There was a time when I assumed that my strong belief in this principle developed through the adversity I faced in the high school athletic experience I mentioned briefly in a previous blog post From the Athletes Perspective (http://becomingatruechampion.blogspot.com/2008/06/from-athletes-perspective.html). However, as we all grow older, and hopefully wiser, we start to reflect on the many happenings that occur throughout our life. The same is true for me, and I came to realize that it was actually my father who had planted the seed for this idea of personal ownership and responsibility. The athletic experience I had in high school was merely a situation for further growth of this seed that had been planted much earlier.

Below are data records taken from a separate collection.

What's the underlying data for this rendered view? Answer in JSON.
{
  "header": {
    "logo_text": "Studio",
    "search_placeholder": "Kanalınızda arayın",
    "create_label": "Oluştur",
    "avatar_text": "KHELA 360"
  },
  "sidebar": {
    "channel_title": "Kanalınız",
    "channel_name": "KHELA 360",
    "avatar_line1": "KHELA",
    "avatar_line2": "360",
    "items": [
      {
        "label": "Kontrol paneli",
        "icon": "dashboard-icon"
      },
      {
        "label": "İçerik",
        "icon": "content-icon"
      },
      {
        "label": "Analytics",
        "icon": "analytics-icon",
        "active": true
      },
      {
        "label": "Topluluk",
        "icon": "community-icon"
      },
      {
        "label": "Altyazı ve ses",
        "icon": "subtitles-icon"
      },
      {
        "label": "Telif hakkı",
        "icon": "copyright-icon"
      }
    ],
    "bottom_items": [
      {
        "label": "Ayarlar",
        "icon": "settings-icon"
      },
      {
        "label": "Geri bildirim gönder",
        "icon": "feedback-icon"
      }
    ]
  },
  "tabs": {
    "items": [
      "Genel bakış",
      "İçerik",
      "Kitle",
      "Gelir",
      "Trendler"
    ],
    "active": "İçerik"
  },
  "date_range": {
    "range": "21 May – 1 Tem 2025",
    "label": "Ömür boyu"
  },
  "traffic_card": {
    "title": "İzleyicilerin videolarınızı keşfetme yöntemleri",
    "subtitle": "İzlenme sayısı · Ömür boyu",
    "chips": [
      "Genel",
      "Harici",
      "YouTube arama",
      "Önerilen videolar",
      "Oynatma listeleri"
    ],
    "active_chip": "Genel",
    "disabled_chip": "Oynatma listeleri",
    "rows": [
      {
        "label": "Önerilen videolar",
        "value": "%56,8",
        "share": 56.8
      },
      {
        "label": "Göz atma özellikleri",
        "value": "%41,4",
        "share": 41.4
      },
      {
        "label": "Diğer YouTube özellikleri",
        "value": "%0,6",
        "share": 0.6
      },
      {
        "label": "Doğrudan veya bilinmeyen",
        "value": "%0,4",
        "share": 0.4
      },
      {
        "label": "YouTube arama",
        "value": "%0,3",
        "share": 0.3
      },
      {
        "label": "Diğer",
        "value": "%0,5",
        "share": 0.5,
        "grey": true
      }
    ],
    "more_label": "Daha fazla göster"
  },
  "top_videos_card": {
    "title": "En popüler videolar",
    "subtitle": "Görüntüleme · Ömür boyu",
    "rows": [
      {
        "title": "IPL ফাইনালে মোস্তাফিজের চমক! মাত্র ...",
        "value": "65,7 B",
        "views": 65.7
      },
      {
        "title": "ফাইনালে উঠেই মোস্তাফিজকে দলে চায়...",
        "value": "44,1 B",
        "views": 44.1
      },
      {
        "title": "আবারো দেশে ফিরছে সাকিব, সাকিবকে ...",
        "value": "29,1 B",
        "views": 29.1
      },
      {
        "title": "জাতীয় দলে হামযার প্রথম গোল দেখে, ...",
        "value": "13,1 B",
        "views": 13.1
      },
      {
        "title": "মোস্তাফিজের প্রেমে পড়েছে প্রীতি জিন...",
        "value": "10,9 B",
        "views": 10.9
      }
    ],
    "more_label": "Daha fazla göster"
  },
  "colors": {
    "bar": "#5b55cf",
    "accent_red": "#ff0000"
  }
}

One day, when I was only about 5 years old, I remember coming in the house in tears to complain to my father that some bigger boys (of my own age) were picking on me. My dad was in the bathroom shaving as he listened to me babble through tears my complaint. Once I had finished my tearful jabber, and sympathetic requests for him to come out and take care of these guys for me, he turned to me and said “Gee, Kirk that’s terrible, what are YOU going to do about that?” I was completely taken aback by his response (since I fully expected him to come out with me) and distinctly remember, even at 5, thinking about the expectation that my father trusts and expects me to take care of this myself. I think it was at that moment that I realized, as well as a 5 year old can, that if I did not like something or wanted something, that the responsibility for taking the action needed was mine. To be completely honest, I don’t even remember what I did about the “bullies” down the block, but I most certainly remember this situation and the feelings of empowerment it left me with. It is so funny how clear some memories of early childhood experiences can be while others are just fleeting moments in time that disappear forever. This particular one certainly had an impact.
My purpose in telling that story is just to show how the little seeds of personal responsibility can be sown at fairly young ages. The situation does not have to be as drastic as the one I experienced. In fact, any situation where it is safe for a child to engage in personal ownership, and be expected to do this with the trust and confidence of his or her parents, can help support the belief in oneself of Personal Ownership and Responsibility for Creating Athletic Success, or any success for that matter.